Work out how many lines of the data below hold the string "JSON". Answer with that number alone.

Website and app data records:
----

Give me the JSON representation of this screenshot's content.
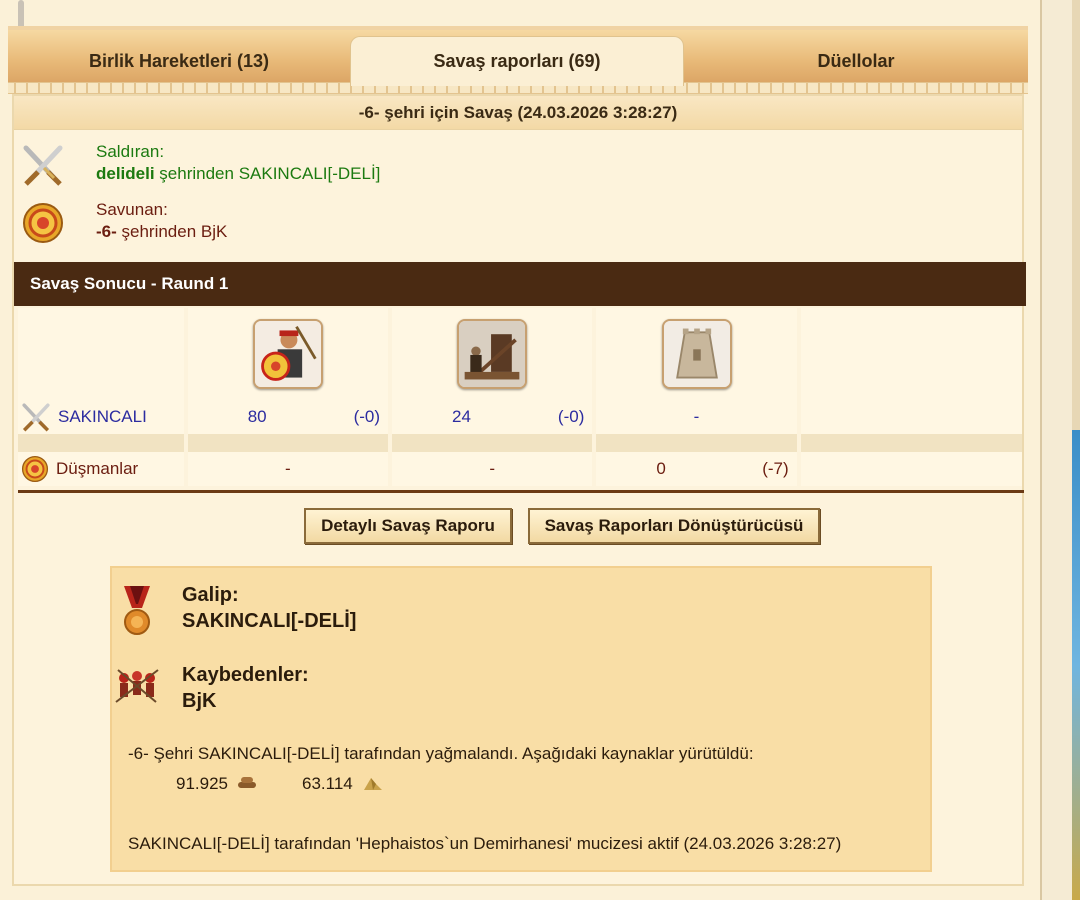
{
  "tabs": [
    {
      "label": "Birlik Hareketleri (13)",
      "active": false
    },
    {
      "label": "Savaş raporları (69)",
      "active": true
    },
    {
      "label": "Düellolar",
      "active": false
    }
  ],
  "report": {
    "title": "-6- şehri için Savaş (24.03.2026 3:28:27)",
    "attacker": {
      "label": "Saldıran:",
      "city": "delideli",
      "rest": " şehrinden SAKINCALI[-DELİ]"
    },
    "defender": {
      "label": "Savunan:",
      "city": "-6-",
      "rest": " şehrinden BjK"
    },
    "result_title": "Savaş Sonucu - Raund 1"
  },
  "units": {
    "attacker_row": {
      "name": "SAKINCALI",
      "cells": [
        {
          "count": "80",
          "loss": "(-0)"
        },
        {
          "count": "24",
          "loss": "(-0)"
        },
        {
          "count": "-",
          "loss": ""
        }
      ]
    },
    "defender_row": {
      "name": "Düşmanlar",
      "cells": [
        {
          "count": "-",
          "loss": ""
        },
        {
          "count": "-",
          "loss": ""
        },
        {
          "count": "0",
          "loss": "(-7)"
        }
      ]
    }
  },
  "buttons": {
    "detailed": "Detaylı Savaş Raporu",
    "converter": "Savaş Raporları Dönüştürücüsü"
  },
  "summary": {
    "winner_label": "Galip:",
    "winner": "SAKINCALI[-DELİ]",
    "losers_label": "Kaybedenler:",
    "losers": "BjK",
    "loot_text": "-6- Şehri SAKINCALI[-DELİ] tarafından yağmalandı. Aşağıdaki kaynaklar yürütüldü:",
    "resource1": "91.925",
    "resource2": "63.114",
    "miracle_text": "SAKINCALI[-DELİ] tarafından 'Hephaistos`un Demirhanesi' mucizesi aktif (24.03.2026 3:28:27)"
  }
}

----

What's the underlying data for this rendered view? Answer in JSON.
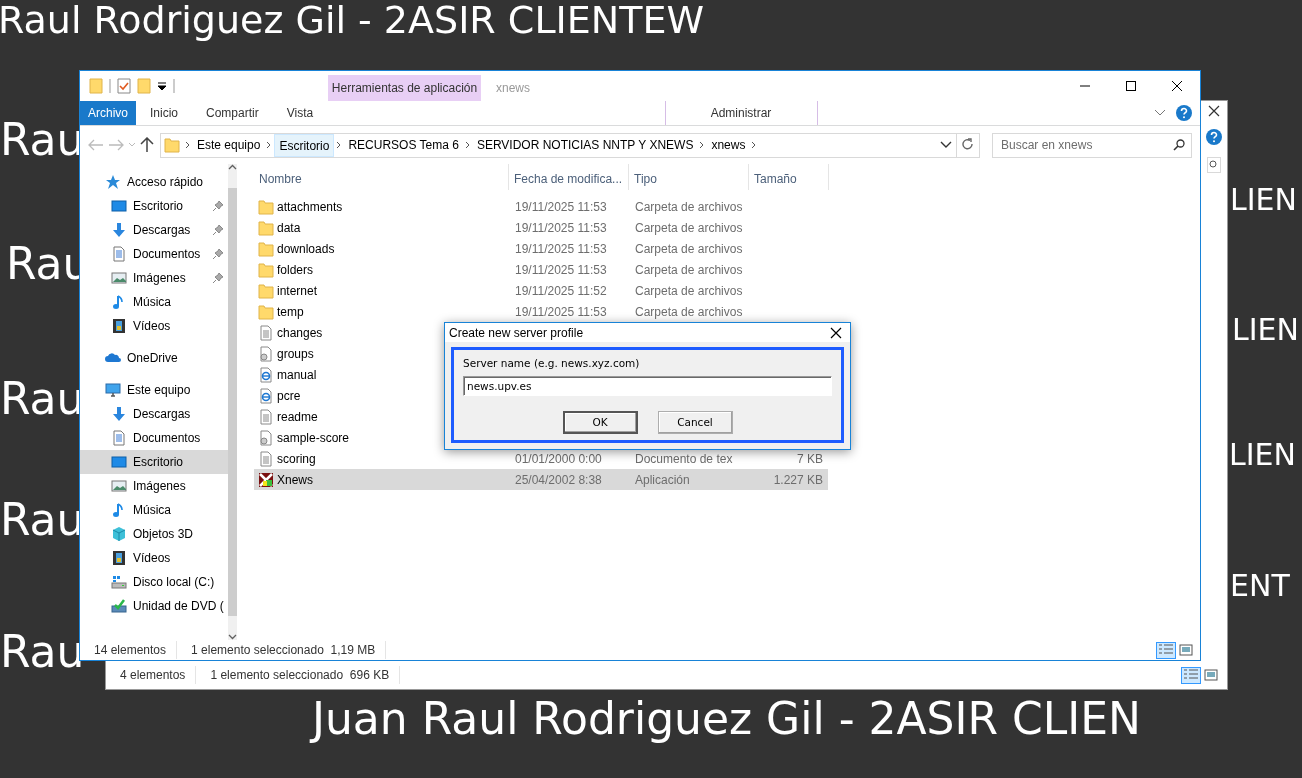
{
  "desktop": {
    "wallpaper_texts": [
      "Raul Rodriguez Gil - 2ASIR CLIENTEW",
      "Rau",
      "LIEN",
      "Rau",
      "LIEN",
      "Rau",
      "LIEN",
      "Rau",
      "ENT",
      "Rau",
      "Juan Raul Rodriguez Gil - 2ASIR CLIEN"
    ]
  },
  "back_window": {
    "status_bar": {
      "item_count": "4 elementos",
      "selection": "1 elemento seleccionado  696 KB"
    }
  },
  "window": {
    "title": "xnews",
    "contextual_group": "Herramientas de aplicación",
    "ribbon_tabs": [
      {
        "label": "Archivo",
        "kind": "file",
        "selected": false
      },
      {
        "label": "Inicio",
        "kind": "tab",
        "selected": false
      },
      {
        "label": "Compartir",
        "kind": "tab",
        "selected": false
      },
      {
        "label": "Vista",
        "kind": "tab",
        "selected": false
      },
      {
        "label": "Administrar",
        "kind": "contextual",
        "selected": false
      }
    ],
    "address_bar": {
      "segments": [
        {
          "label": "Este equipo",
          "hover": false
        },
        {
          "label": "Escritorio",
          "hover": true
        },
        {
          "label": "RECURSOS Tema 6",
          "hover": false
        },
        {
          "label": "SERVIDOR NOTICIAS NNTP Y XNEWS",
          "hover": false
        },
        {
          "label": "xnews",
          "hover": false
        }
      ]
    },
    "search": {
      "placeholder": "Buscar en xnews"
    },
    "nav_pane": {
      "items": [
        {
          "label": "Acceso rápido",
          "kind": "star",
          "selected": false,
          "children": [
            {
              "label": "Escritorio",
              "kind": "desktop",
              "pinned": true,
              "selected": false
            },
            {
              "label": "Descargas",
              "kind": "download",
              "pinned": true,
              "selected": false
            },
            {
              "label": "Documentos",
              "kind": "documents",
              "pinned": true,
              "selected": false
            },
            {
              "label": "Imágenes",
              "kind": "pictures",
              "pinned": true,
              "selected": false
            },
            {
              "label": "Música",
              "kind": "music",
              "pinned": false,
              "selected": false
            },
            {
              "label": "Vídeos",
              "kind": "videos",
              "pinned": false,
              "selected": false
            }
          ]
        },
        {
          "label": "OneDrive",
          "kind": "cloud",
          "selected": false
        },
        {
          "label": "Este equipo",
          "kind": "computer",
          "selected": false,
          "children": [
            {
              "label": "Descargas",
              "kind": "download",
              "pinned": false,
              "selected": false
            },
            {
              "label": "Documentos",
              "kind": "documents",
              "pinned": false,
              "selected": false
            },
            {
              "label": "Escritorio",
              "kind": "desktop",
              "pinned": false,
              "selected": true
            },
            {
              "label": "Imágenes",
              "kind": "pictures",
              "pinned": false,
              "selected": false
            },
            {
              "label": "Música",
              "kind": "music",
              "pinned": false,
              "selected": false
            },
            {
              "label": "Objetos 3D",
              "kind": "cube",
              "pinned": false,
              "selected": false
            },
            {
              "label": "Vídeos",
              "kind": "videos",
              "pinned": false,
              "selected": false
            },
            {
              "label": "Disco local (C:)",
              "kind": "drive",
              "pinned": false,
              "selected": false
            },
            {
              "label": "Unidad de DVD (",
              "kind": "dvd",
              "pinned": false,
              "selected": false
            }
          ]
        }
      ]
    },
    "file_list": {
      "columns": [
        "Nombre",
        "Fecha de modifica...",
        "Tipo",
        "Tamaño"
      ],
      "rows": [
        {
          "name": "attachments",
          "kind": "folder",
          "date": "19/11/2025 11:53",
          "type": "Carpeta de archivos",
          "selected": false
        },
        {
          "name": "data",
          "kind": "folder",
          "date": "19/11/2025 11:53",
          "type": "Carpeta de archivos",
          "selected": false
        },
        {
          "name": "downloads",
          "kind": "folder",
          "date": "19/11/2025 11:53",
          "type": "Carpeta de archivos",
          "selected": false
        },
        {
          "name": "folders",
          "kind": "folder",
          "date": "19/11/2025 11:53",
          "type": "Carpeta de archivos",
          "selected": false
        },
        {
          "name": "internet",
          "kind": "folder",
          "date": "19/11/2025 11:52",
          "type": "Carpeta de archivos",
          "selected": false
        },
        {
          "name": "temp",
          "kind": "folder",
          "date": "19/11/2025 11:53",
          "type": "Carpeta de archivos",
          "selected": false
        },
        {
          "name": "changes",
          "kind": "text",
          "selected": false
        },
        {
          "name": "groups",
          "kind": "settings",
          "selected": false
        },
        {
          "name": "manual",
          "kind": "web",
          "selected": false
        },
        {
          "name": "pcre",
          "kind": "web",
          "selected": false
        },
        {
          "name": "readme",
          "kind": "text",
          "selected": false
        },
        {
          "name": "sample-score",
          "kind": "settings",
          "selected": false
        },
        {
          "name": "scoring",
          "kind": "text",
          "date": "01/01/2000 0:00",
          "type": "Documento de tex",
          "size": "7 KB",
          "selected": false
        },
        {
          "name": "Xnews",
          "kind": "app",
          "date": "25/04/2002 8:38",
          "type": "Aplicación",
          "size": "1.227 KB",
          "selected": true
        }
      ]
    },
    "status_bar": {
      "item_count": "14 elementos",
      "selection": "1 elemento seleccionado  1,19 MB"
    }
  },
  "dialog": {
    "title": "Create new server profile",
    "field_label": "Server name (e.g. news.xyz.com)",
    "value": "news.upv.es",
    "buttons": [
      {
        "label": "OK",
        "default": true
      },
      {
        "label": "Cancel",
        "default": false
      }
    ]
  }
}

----

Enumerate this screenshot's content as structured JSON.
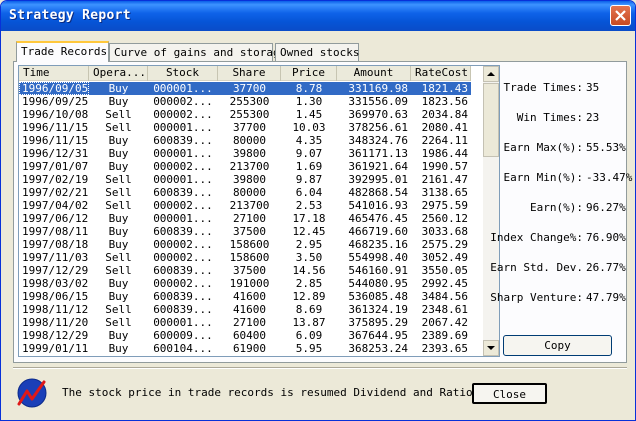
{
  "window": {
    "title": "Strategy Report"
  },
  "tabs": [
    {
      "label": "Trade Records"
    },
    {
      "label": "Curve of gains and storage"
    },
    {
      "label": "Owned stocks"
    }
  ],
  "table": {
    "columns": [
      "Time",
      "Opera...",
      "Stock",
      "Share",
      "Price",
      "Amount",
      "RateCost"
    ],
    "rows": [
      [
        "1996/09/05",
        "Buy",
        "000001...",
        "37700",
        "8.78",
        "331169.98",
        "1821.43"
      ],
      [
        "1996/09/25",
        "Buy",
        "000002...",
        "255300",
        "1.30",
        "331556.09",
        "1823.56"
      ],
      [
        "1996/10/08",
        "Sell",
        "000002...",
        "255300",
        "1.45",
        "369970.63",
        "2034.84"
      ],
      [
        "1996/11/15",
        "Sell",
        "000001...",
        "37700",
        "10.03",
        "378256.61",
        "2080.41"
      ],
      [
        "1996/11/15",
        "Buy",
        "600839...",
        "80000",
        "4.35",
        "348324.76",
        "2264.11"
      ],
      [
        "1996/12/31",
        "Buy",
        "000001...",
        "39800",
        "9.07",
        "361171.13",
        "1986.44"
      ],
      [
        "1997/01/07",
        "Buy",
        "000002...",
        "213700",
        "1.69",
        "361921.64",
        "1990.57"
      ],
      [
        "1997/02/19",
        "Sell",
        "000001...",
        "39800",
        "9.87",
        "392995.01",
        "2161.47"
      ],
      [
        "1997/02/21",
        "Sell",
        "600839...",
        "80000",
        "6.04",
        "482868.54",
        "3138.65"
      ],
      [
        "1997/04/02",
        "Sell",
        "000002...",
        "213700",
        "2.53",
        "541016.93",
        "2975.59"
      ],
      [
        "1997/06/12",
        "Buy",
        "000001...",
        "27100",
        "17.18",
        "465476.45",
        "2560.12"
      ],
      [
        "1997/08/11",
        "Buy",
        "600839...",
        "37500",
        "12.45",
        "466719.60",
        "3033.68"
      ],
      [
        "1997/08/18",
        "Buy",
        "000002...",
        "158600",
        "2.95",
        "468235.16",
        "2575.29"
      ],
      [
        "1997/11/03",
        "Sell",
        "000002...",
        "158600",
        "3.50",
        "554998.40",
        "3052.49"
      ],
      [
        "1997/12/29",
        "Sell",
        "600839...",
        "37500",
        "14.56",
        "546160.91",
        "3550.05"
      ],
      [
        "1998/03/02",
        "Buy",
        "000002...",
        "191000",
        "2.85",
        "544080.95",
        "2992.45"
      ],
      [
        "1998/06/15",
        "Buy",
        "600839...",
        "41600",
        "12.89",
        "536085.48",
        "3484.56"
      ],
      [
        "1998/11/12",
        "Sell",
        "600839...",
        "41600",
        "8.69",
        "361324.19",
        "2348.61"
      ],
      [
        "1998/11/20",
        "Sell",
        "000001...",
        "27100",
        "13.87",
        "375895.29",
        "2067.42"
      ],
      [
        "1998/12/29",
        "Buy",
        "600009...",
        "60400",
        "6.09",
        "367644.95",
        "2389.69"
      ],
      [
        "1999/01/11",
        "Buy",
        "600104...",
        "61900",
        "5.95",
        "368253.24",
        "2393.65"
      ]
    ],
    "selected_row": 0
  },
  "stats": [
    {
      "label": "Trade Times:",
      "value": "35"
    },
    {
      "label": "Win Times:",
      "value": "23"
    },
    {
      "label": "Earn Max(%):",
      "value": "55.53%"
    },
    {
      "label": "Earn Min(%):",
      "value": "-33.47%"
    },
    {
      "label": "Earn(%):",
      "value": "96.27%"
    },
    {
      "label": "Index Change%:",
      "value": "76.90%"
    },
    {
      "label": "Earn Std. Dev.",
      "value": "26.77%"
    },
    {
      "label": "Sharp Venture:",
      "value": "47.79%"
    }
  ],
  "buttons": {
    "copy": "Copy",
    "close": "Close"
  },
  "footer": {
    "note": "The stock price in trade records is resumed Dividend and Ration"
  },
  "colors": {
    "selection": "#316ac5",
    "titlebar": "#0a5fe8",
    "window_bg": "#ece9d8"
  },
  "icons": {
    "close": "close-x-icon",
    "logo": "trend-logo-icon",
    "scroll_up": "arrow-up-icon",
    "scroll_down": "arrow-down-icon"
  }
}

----

◆ **RESPONSE FOR THIS EXERCISE**
3